[[ Records, beginning ]]

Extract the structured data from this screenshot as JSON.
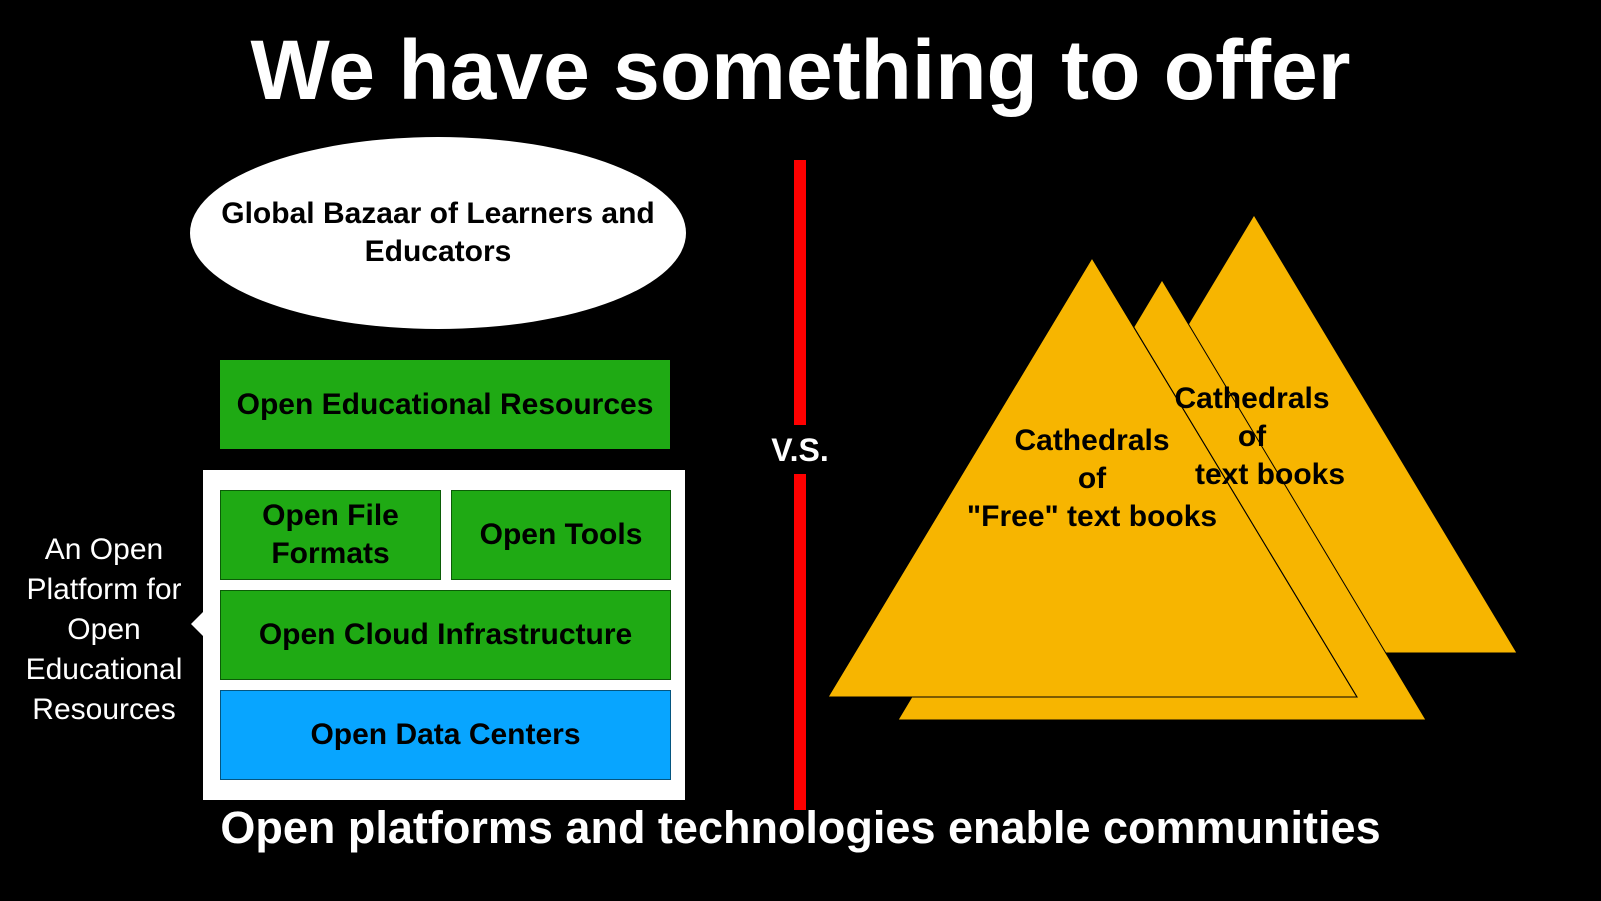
{
  "title": "We have something to offer",
  "subtitle": "Open platforms and technologies enable communities",
  "bazaar": "Global Bazaar of Learners and Educators",
  "stack": {
    "oer": "Open Educational Resources",
    "file_formats": "Open File Formats",
    "tools": "Open Tools",
    "cloud": "Open Cloud Infrastructure",
    "data_centers": "Open Data Centers"
  },
  "callout": "An Open Platform for Open Educational Resources",
  "vs": "V.S.",
  "cathedrals": {
    "back_line1": "Cathedrals",
    "back_line2": "of",
    "back_line3": "text books",
    "front_line1": "Cathedrals",
    "front_line2": "of",
    "front_line3": "\"Free\" text books"
  },
  "colors": {
    "background": "#000000",
    "green": "#1faa14",
    "blue": "#08a5ff",
    "divider": "#ff0000",
    "triangle": "#f7b500"
  }
}
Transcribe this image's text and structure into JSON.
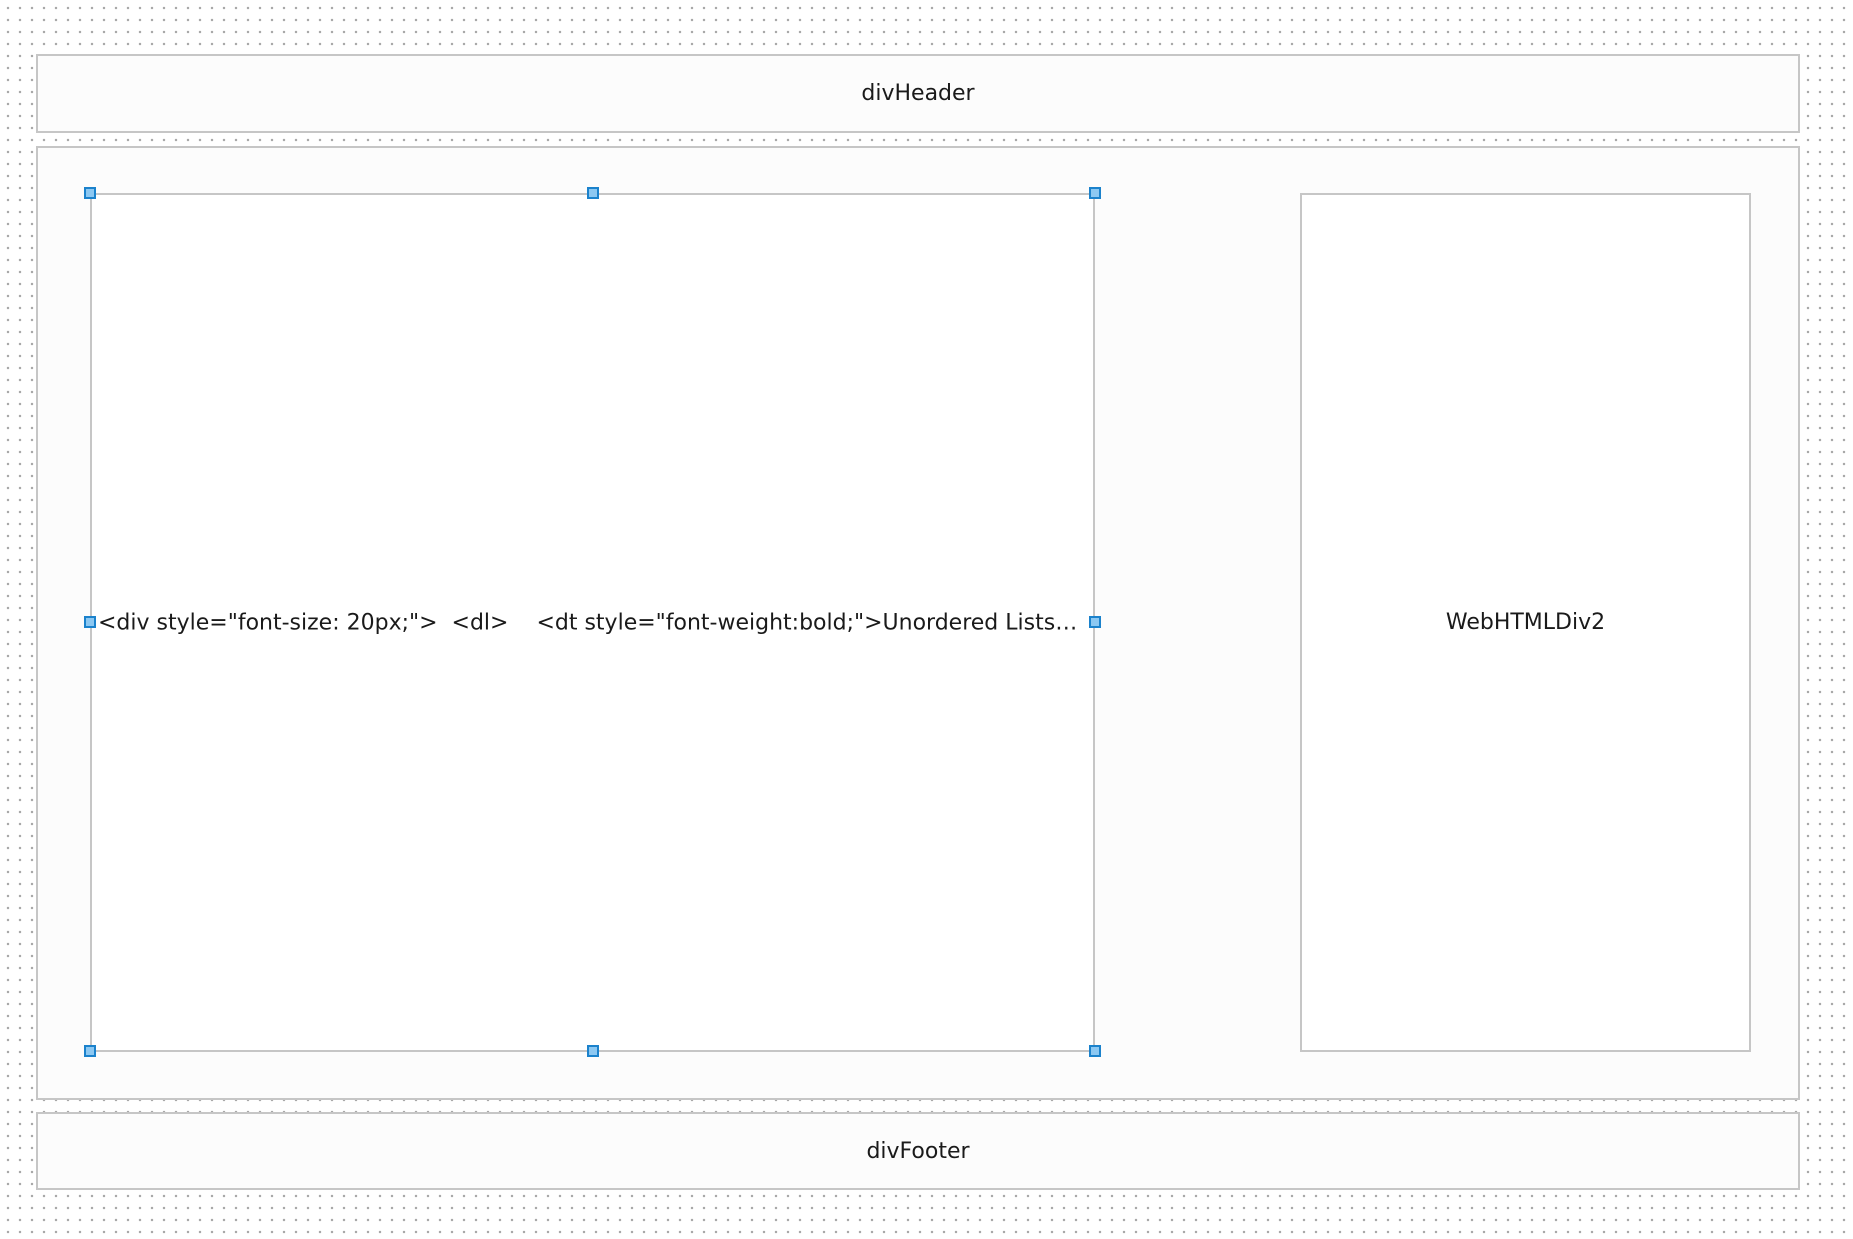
{
  "designer": {
    "header_label": "divHeader",
    "content_label": "",
    "footer_label": "divFooter",
    "html_div_1": {
      "caption": "<div style=\"font-size: 20px;\">  <dl>    <dt style=\"font-weight:bold;\">Unordered Lists</dt>    <dd s...",
      "selected": true
    },
    "html_div_2": {
      "caption": "WebHTMLDiv2",
      "selected": false
    }
  },
  "colors": {
    "canvas_dot": "#a9a9a9",
    "panel_border": "#c6c6c6",
    "handle_fill": "#8cc8f2",
    "handle_border": "#1b82cc"
  }
}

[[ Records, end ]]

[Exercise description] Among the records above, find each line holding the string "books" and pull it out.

[Output]
    "back_line3": "text books",
    "front_line3": "\"Free\" text books"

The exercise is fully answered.